[amsat-bb] Re: D STAR is here to stay
ko6th.greg at gmail.com
Wed Nov 13 20:31:30 PST 2013
B J wrote:
> On 11/13/13, Joe<nss at mwt.net> wrote:
>> I agree on that also.
>> Now I'm not picking on them here. But I am a member of Four local
>> Amateur Radio Clubs. And have been an Amateur since 1975 and have seen
>> this "Hobby" change a lot through the years. And in all four clubs 90%
>> of the newly licensed get into this Hobby now, through the Public
>> service aspect of the hobby. IE: Skywarn, communications during
>> disasters, support like in parades etc. While there is nothing wrong
>> with this. But these newcomers do not seem to get the thrill of just
>> getting on the air, and throw out a CQ just to see who comes back. Just
>> for the thrill of the unknown. And that is sad.
>> I feel that Amateur Radio is more to them as the Service part of the
>> Amateur Radio Service.
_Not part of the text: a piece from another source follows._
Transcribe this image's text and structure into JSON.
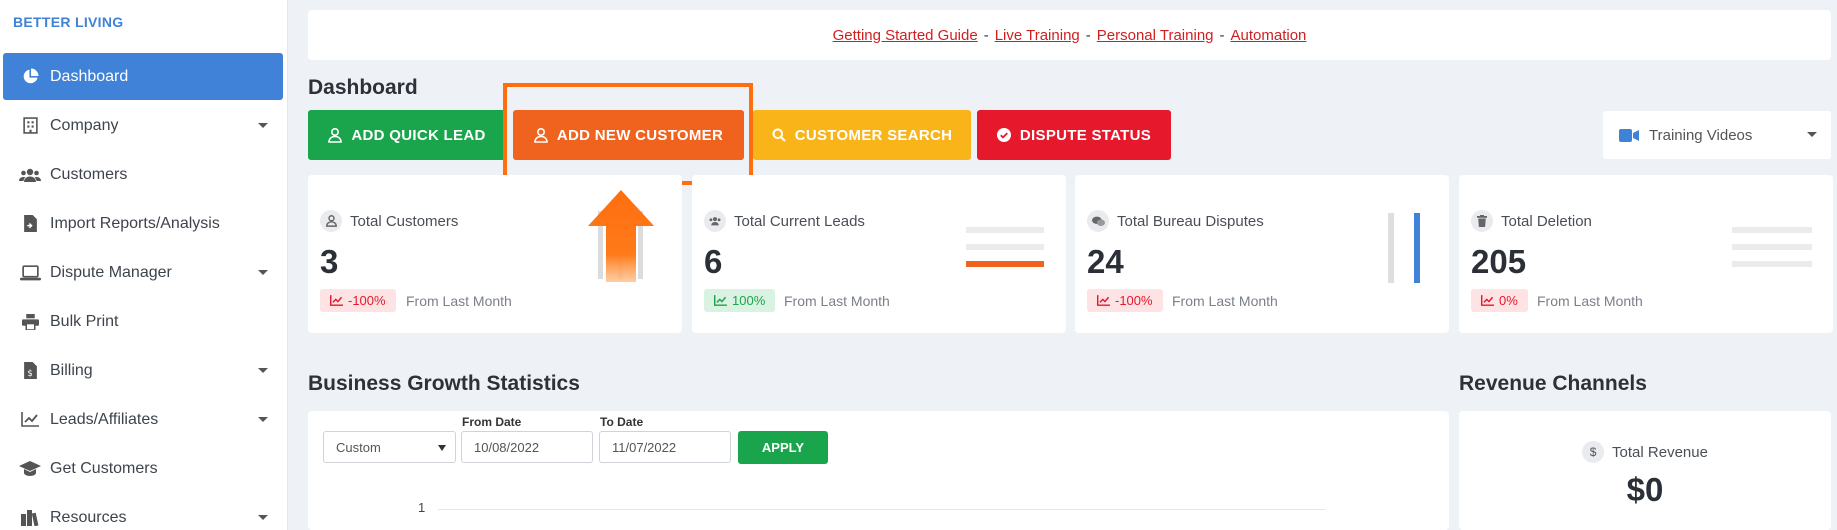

Not the experimenting and exploring part.
> I often get a similar reaction when I talk about amateur radio,
> particularly from younger people. They can't quite grasp why I'd want
> to put together a station and, perhaps, talk with someone when there
> are easier ways of doing that. Even if I don't have any contacts, I
> like to find out just what the hardware can do and how far my signal
> can go. It's fun to know that I can reach a satellite that's, say,
> somewhere over the Arctic Ocean north of Siberia putting only 5 W into
> my Arrow yagi.
Don't give up hope. Not all of the next generation is a lost cause.
I just got back from the 38th anniversary reunion of the original
Homebrew Computer Club, a group from the '70's and '80's with similar
objectives focused on learning, experimentation, and mentoring. The
group was formed in 1975, and by a show of hands, the vast majority of
those attending the sold out event weren't even born yet. But they were
there, engaged, excited, and wanting to pick up the torch being
symbolically passed to them. "Cool" to them has a lot in common with
what it is to us - accomplishing something with skills and random parts
in ways nobody thought possible.
To me (an early member of the club), there's still nothing more amazing
than being able to stand in the middle of nowhere with my TH-D7, and
bounce a packet off the International Space Station as it zips by at
18,000 miles per hour, resulting in a PC elsewhere on the planet "ding"
with a new bit of email. Then talking to a (younger) co-worker, as I
did last week, explaining how I did that, and getting a genuine "wow" in
Hang in there. Initiatives such as what the FunCube team is doing will
help get the word out, and the awareness up. And a new generation of
"Wows" will be inspired.
More information about the AMSAT-BB